- [Records supplied]:
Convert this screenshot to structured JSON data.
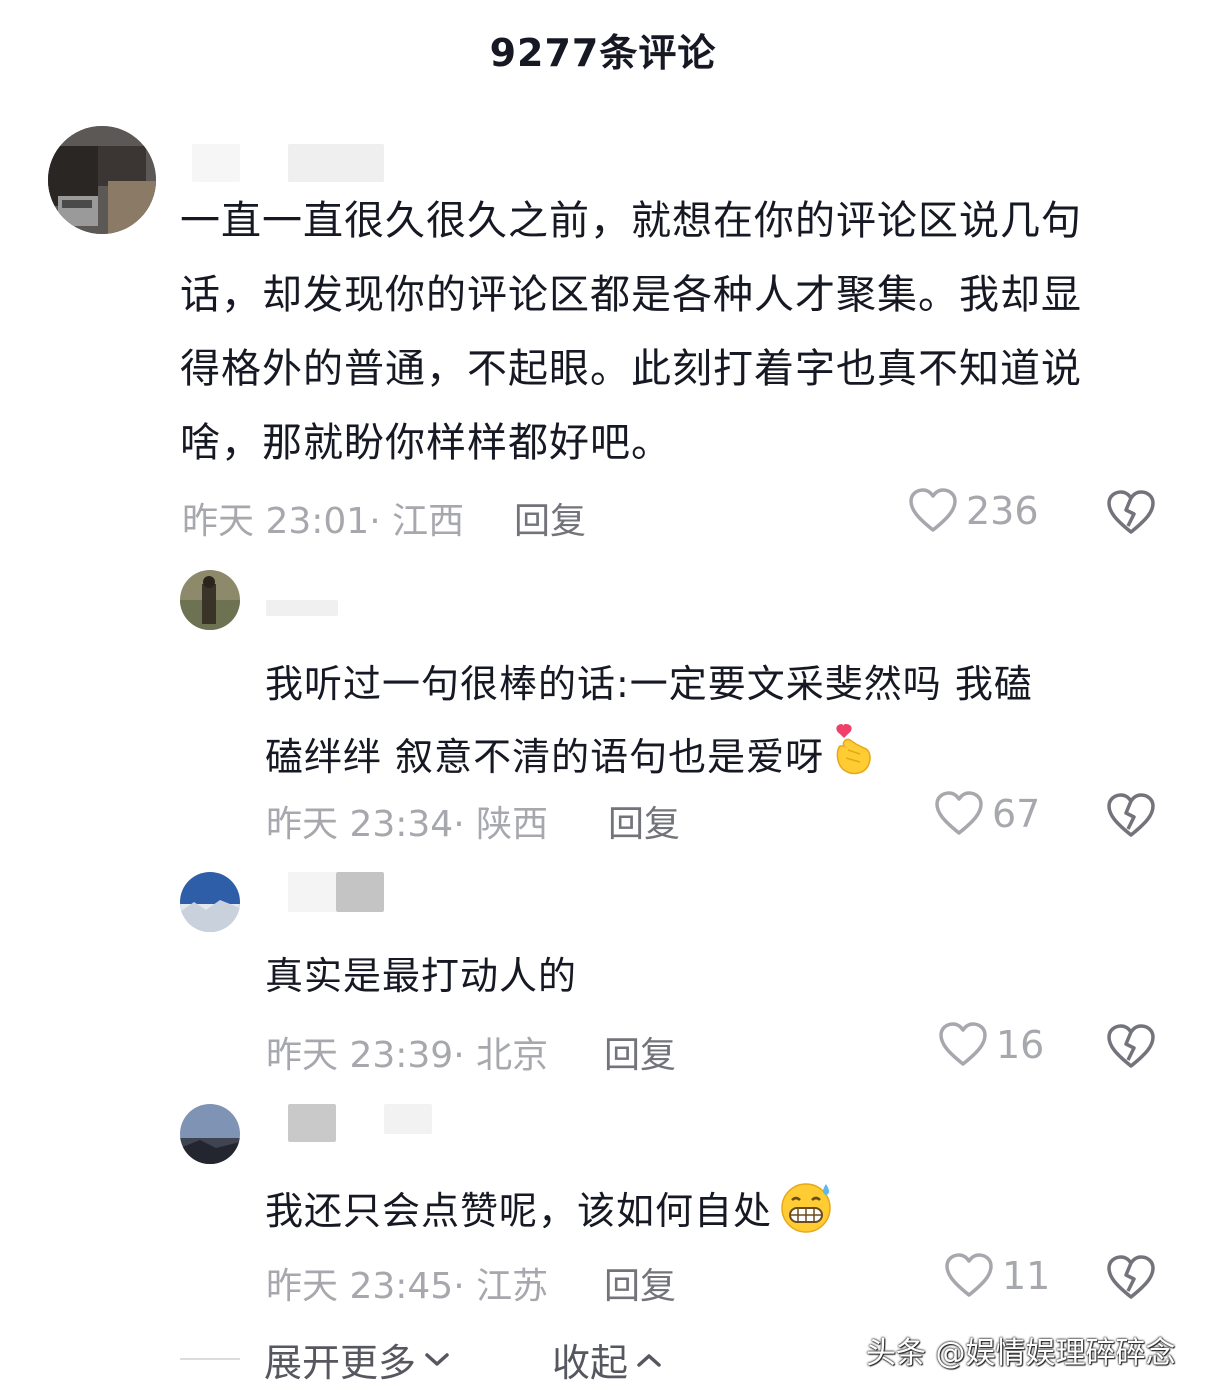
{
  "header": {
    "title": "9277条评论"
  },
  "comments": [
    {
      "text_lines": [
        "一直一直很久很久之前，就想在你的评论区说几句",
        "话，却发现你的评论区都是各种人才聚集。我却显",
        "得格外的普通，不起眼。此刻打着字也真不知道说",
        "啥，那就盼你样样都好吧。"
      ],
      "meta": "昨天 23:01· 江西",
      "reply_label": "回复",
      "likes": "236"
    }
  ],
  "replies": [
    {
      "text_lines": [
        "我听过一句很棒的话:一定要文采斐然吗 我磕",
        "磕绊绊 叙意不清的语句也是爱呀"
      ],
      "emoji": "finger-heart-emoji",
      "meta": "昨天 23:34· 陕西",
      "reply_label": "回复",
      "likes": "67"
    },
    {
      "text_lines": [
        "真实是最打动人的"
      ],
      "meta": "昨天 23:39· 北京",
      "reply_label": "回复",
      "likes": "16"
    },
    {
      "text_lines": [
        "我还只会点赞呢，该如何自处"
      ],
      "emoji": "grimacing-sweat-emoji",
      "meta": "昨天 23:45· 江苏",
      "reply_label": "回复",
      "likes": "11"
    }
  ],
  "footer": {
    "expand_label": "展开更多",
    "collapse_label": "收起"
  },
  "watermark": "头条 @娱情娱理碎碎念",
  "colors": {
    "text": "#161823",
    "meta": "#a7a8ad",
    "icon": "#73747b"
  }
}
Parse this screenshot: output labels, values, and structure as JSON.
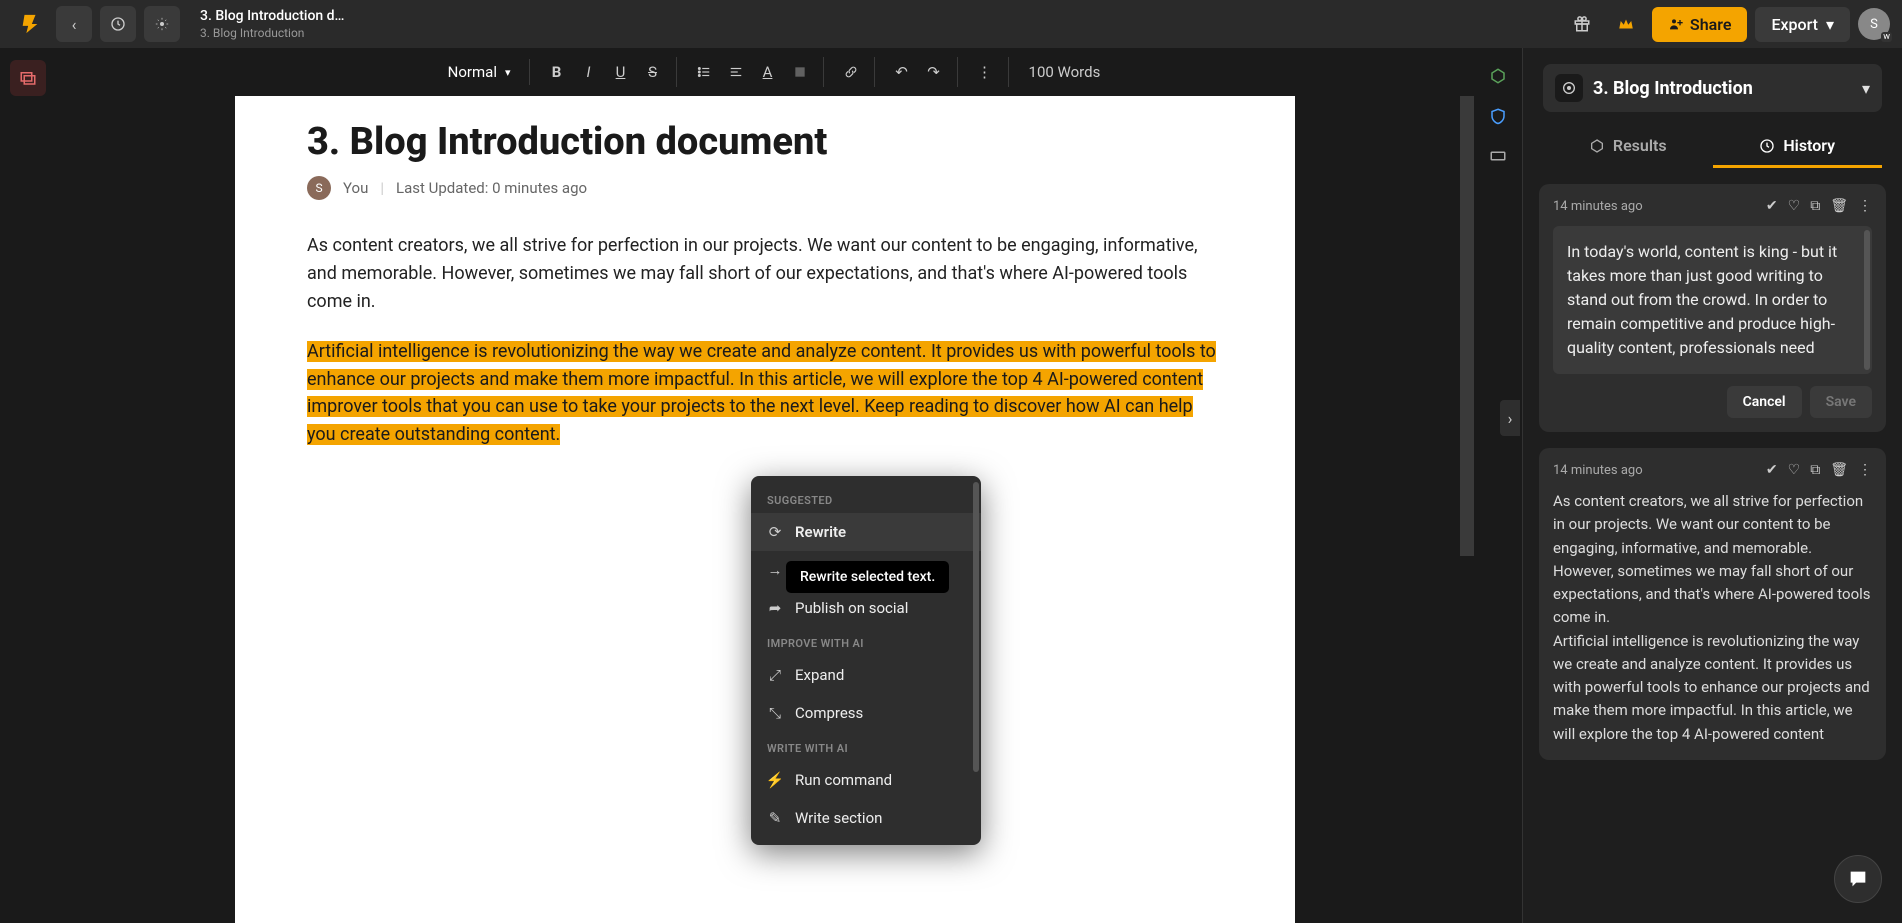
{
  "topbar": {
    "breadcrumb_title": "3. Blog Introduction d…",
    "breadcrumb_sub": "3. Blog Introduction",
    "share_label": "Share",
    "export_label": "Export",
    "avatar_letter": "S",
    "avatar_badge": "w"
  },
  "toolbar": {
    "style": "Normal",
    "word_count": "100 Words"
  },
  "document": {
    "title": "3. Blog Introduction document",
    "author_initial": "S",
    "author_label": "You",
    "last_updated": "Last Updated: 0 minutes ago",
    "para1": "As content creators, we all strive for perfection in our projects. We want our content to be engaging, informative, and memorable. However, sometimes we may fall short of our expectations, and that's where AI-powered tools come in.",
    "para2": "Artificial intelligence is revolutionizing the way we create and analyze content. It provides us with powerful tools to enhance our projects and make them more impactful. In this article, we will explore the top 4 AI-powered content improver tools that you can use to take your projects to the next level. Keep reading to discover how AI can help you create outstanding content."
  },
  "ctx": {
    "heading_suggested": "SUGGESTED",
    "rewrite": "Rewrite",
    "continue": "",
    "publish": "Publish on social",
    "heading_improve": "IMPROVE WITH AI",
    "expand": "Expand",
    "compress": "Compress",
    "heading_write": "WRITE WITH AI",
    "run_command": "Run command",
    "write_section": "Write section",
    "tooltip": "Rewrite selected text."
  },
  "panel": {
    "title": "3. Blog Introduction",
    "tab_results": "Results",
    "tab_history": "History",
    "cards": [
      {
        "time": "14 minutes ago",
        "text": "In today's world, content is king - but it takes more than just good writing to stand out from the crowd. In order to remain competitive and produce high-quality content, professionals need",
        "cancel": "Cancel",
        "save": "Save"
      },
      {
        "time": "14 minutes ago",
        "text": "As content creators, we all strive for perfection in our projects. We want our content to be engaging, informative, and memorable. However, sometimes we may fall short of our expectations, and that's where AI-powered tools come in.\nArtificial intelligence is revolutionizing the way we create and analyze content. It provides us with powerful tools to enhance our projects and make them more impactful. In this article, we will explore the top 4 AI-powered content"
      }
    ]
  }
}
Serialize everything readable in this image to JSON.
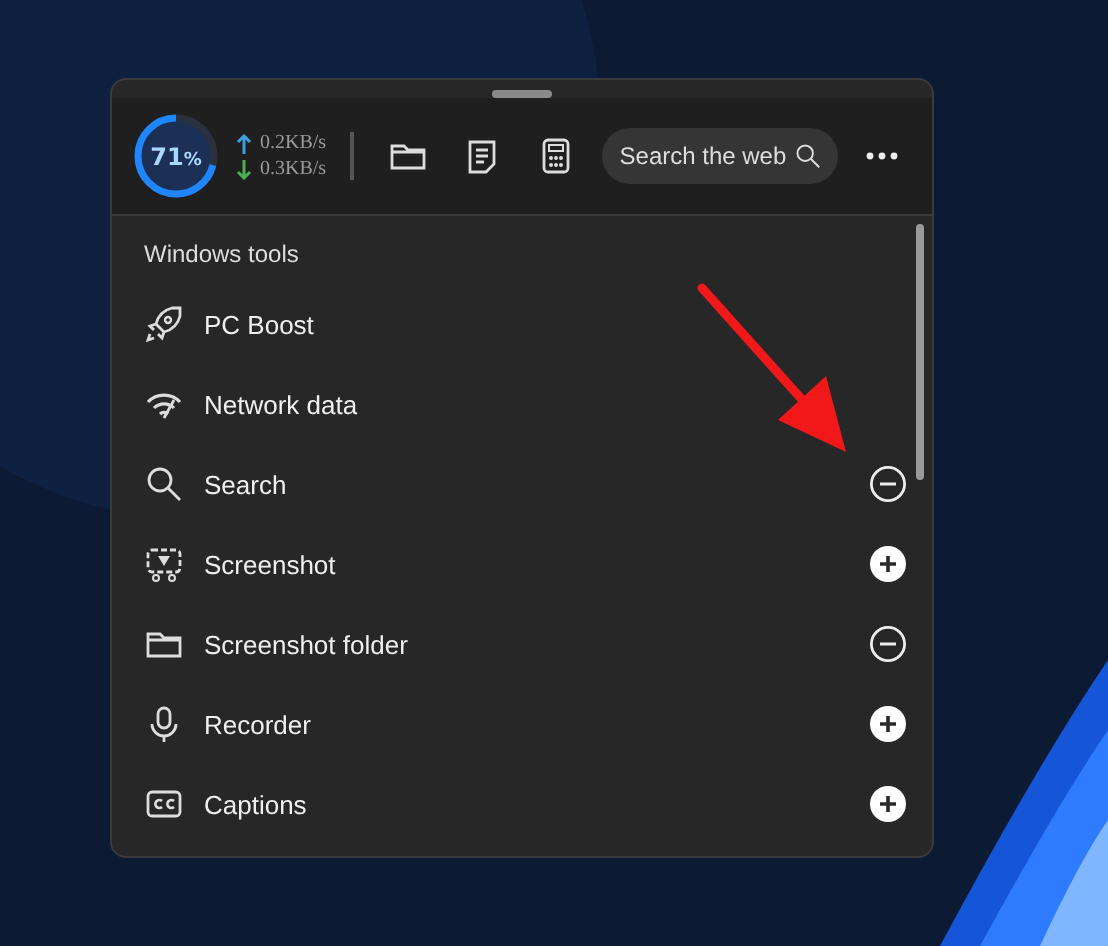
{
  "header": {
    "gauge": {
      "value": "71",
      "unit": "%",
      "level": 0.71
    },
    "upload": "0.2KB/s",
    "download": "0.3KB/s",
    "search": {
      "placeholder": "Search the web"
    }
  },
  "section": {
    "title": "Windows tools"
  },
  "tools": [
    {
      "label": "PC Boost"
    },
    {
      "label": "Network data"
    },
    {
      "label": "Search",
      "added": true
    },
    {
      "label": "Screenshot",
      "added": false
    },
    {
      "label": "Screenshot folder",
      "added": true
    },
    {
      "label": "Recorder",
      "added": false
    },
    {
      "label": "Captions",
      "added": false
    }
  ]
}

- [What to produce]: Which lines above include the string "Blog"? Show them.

- [The completed task]:
    "breadcrumb_title": "3. Blog Introduction d…",
    "breadcrumb_sub": "3. Blog Introduction",
    "title": "3. Blog Introduction document",
    "title": "3. Blog Introduction",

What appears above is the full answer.